*** Opening of Provided material ***

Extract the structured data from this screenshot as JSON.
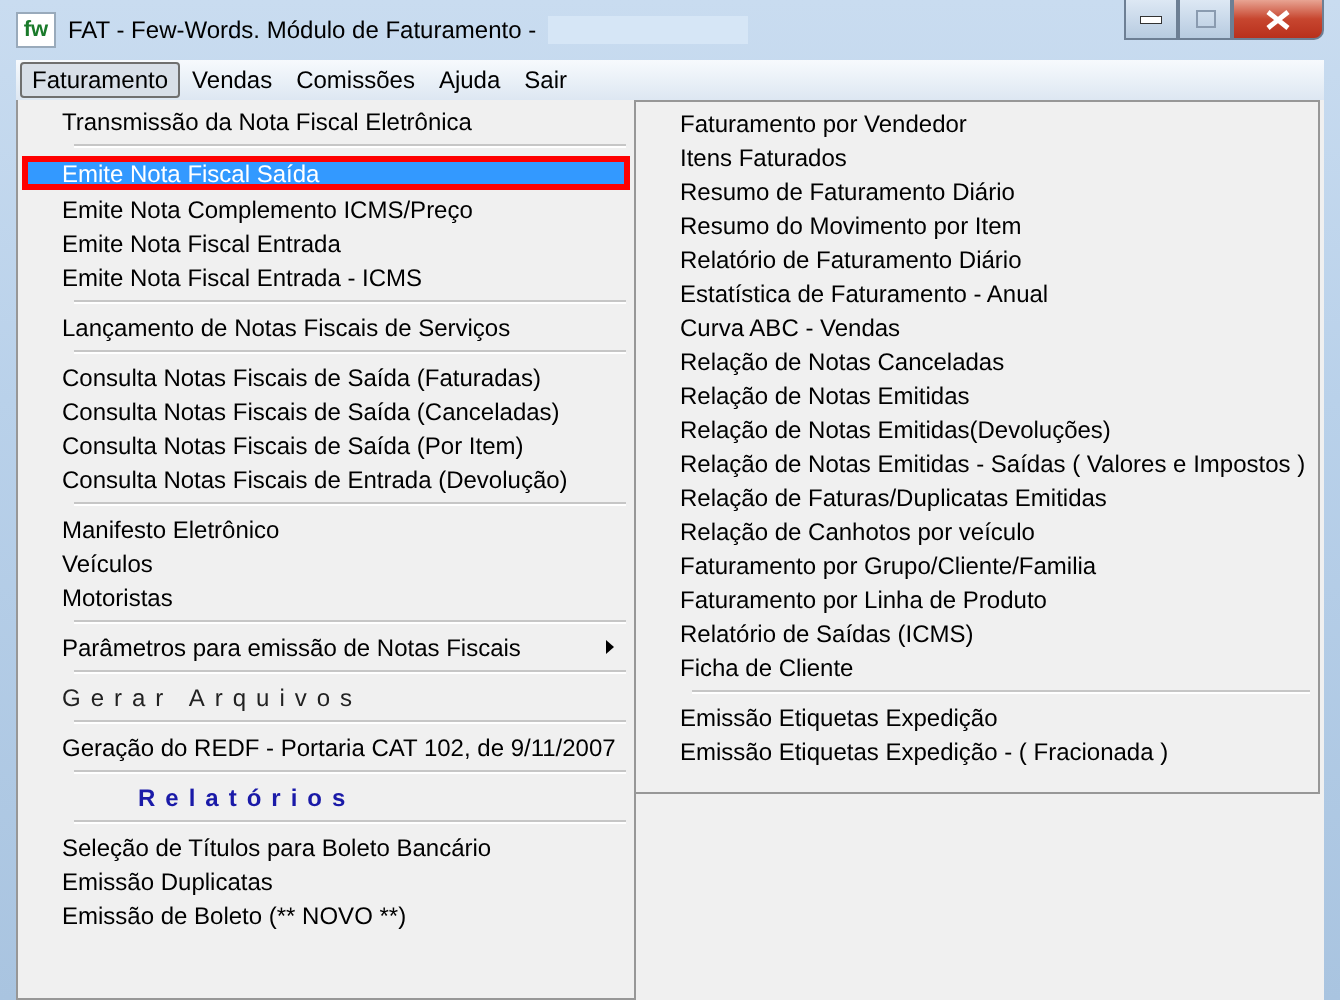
{
  "window": {
    "icon_text": "fw",
    "title": "FAT - Few-Words. Módulo de Faturamento -"
  },
  "menubar": [
    {
      "label": "Faturamento",
      "selected": true
    },
    {
      "label": "Vendas",
      "selected": false
    },
    {
      "label": "Comissões",
      "selected": false
    },
    {
      "label": "Ajuda",
      "selected": false
    },
    {
      "label": "Sair",
      "selected": false
    }
  ],
  "menu_left": [
    {
      "kind": "item",
      "label": "Transmissão da Nota Fiscal Eletrônica",
      "selected": false
    },
    {
      "kind": "separator"
    },
    {
      "kind": "item",
      "label": "Emite Nota Fiscal Saída",
      "selected": true
    },
    {
      "kind": "item",
      "label": "Emite Nota Complemento ICMS/Preço",
      "selected": false
    },
    {
      "kind": "item",
      "label": "Emite Nota Fiscal Entrada",
      "selected": false
    },
    {
      "kind": "item",
      "label": "Emite Nota Fiscal Entrada - ICMS",
      "selected": false
    },
    {
      "kind": "separator"
    },
    {
      "kind": "item",
      "label": "Lançamento de Notas Fiscais de Serviços",
      "selected": false
    },
    {
      "kind": "separator"
    },
    {
      "kind": "item",
      "label": "Consulta Notas Fiscais de Saída (Faturadas)",
      "selected": false
    },
    {
      "kind": "item",
      "label": "Consulta Notas Fiscais de Saída (Canceladas)",
      "selected": false
    },
    {
      "kind": "item",
      "label": "Consulta Notas Fiscais de Saída (Por Item)",
      "selected": false
    },
    {
      "kind": "item",
      "label": "Consulta Notas Fiscais de Entrada (Devolução)",
      "selected": false
    },
    {
      "kind": "separator"
    },
    {
      "kind": "item",
      "label": "Manifesto Eletrônico",
      "selected": false
    },
    {
      "kind": "item",
      "label": "Veículos",
      "selected": false
    },
    {
      "kind": "item",
      "label": "Motoristas",
      "selected": false
    },
    {
      "kind": "separator"
    },
    {
      "kind": "submenu",
      "label": "Parâmetros para emissão de Notas Fiscais",
      "selected": false
    },
    {
      "kind": "separator"
    },
    {
      "kind": "heading",
      "label": "Gerar Arquivos"
    },
    {
      "kind": "separator"
    },
    {
      "kind": "item",
      "label": "Geração do REDF - Portaria CAT 102, de 9/11/2007",
      "selected": false
    },
    {
      "kind": "separator"
    },
    {
      "kind": "section",
      "label": "Relatórios"
    },
    {
      "kind": "separator"
    },
    {
      "kind": "item",
      "label": "Seleção de Títulos para Boleto Bancário",
      "selected": false
    },
    {
      "kind": "item",
      "label": "Emissão Duplicatas",
      "selected": false
    },
    {
      "kind": "item",
      "label": "Emissão de Boleto (** NOVO **)",
      "selected": false
    }
  ],
  "menu_right": [
    {
      "kind": "item",
      "label": "Faturamento por Vendedor",
      "selected": false
    },
    {
      "kind": "item",
      "label": "Itens Faturados",
      "selected": false
    },
    {
      "kind": "item",
      "label": "Resumo de Faturamento Diário",
      "selected": false
    },
    {
      "kind": "item",
      "label": "Resumo do Movimento por Item",
      "selected": false
    },
    {
      "kind": "item",
      "label": "Relatório de Faturamento Diário",
      "selected": false
    },
    {
      "kind": "item",
      "label": "Estatística de Faturamento - Anual",
      "selected": false
    },
    {
      "kind": "item",
      "label": "Curva ABC - Vendas",
      "selected": false
    },
    {
      "kind": "item",
      "label": "Relação de Notas Canceladas",
      "selected": false
    },
    {
      "kind": "item",
      "label": "Relação de Notas Emitidas",
      "selected": false
    },
    {
      "kind": "item",
      "label": "Relação de Notas Emitidas(Devoluções)",
      "selected": false
    },
    {
      "kind": "item",
      "label": "Relação de Notas Emitidas - Saídas ( Valores e Impostos )",
      "selected": false
    },
    {
      "kind": "item",
      "label": "Relação de Faturas/Duplicatas Emitidas",
      "selected": false
    },
    {
      "kind": "item",
      "label": "Relação de Canhotos por veículo",
      "selected": false
    },
    {
      "kind": "item",
      "label": "Faturamento por Grupo/Cliente/Familia",
      "selected": false
    },
    {
      "kind": "item",
      "label": "Faturamento por Linha de Produto",
      "selected": false
    },
    {
      "kind": "item",
      "label": "Relatório de  Saídas (ICMS)",
      "selected": false
    },
    {
      "kind": "item",
      "label": "Ficha de Cliente",
      "selected": false
    },
    {
      "kind": "separator"
    },
    {
      "kind": "item",
      "label": "Emissão Etiquetas Expedição",
      "selected": false
    },
    {
      "kind": "item",
      "label": "Emissão Etiquetas Expedição - ( Fracionada )",
      "selected": false
    }
  ]
}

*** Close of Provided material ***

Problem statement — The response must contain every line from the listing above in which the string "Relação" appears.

Exercise answer —
      "label": "Relação de Notas Canceladas",
      "label": "Relação de Notas Emitidas",
      "label": "Relação de Notas Emitidas(Devoluções)",
      "label": "Relação de Notas Emitidas - Saídas ( Valores e Impostos )",
      "label": "Relação de Faturas/Duplicatas Emitidas",
      "label": "Relação de Canhotos por veículo",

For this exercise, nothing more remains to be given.